• _EXERCISE DETAILS_
Scan the records below for lines with the word "this", then state how many you find and nothing else.
======== ENTRIES SUPPLIED
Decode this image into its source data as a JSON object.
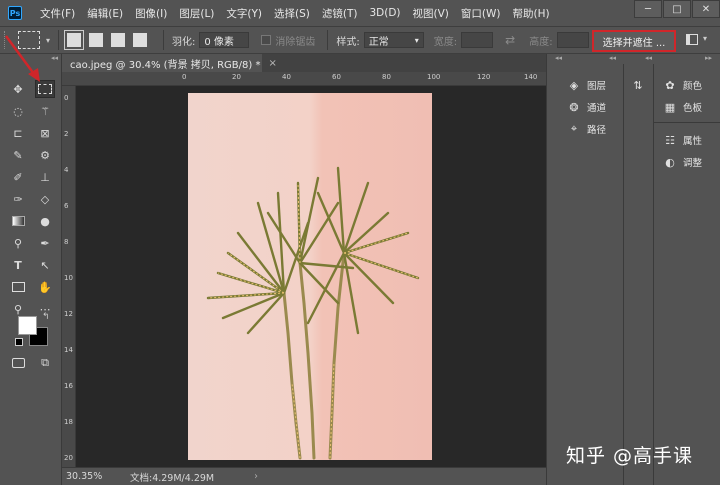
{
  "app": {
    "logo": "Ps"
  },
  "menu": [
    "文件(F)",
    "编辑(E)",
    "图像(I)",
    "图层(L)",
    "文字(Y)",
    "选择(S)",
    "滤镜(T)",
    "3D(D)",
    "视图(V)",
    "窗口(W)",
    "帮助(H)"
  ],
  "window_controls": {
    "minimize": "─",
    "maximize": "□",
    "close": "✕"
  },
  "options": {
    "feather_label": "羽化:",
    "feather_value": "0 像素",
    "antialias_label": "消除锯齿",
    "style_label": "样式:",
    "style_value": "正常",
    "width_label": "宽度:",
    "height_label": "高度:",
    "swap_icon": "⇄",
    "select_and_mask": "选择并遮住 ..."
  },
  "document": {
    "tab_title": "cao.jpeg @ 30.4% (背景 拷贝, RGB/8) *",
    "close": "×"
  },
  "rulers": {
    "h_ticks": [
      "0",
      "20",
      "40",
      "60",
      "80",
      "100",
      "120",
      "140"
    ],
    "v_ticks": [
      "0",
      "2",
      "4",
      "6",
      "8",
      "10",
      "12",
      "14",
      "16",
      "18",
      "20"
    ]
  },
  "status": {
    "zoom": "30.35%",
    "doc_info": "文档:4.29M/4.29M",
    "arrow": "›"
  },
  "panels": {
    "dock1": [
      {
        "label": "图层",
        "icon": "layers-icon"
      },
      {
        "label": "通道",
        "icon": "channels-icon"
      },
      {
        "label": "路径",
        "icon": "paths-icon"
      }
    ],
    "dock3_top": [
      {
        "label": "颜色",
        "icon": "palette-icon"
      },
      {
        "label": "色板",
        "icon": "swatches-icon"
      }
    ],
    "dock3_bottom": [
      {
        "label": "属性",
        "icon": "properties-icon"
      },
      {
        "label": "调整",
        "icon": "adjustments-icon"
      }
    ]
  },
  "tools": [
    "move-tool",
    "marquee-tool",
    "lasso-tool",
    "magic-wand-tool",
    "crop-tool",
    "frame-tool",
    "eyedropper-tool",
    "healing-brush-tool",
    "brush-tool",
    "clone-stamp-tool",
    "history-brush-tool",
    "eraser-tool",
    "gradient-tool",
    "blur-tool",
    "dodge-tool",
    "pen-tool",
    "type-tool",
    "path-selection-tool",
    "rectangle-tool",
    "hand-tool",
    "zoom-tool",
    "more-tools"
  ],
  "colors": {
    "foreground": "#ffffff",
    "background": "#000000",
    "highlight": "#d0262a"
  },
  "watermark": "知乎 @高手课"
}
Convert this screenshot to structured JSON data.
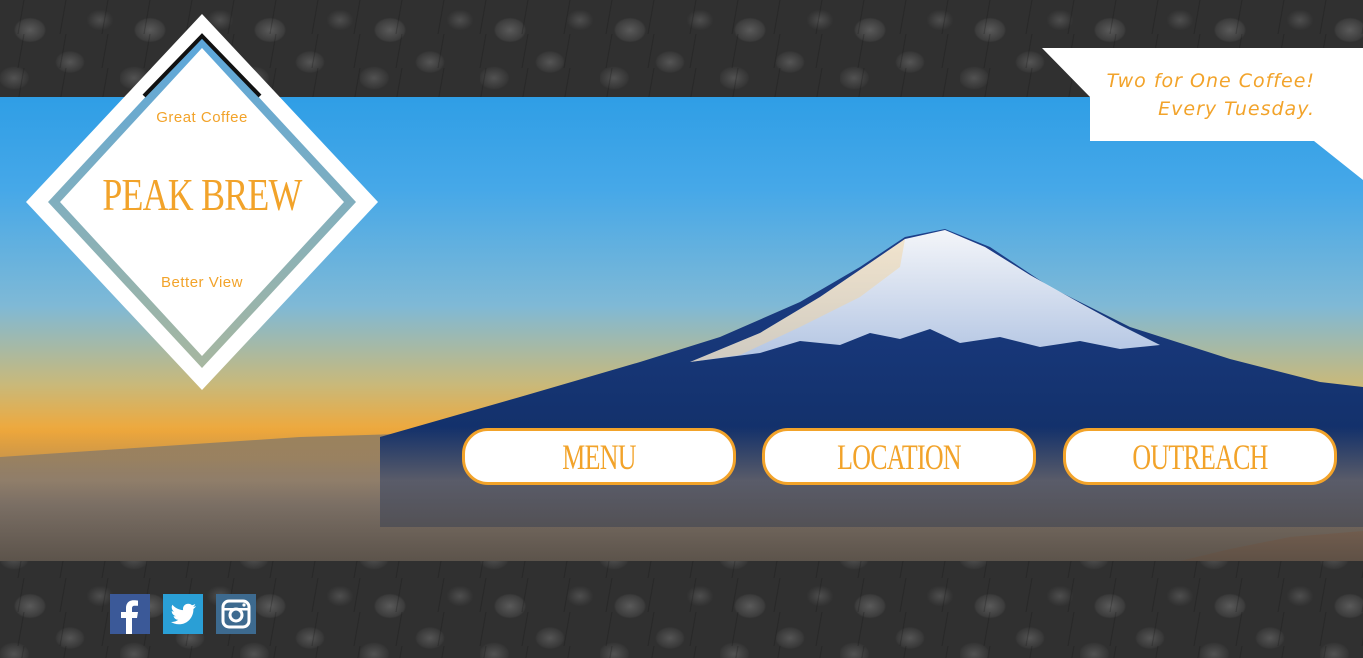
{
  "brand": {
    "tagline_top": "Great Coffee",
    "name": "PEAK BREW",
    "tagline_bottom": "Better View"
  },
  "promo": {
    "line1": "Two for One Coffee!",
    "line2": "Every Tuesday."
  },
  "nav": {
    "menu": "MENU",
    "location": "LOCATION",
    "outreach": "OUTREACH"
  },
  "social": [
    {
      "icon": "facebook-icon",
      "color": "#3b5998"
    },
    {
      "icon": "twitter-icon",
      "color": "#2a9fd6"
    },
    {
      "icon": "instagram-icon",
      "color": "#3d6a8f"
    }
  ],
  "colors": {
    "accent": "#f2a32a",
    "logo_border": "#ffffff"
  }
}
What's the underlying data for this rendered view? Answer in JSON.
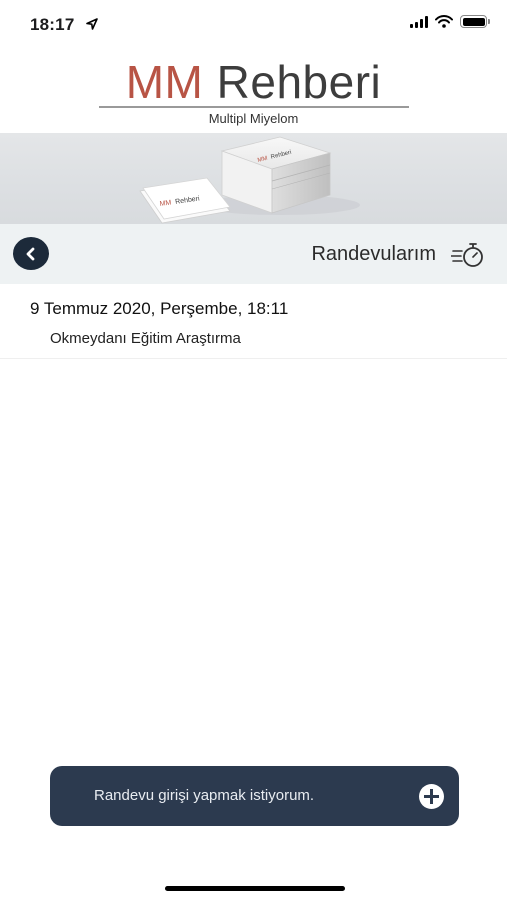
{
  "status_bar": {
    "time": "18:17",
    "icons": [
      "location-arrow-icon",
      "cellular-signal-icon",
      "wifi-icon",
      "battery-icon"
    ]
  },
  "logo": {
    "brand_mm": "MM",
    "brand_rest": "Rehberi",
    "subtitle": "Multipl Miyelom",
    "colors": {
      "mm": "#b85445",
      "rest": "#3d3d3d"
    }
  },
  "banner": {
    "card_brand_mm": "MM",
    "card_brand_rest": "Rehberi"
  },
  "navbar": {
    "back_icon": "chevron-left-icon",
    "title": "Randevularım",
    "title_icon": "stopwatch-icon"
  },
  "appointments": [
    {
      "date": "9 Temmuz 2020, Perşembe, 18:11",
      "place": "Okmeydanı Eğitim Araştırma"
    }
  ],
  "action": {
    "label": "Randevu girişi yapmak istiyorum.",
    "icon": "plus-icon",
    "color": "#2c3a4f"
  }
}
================
• _RESPONSE AREA_
3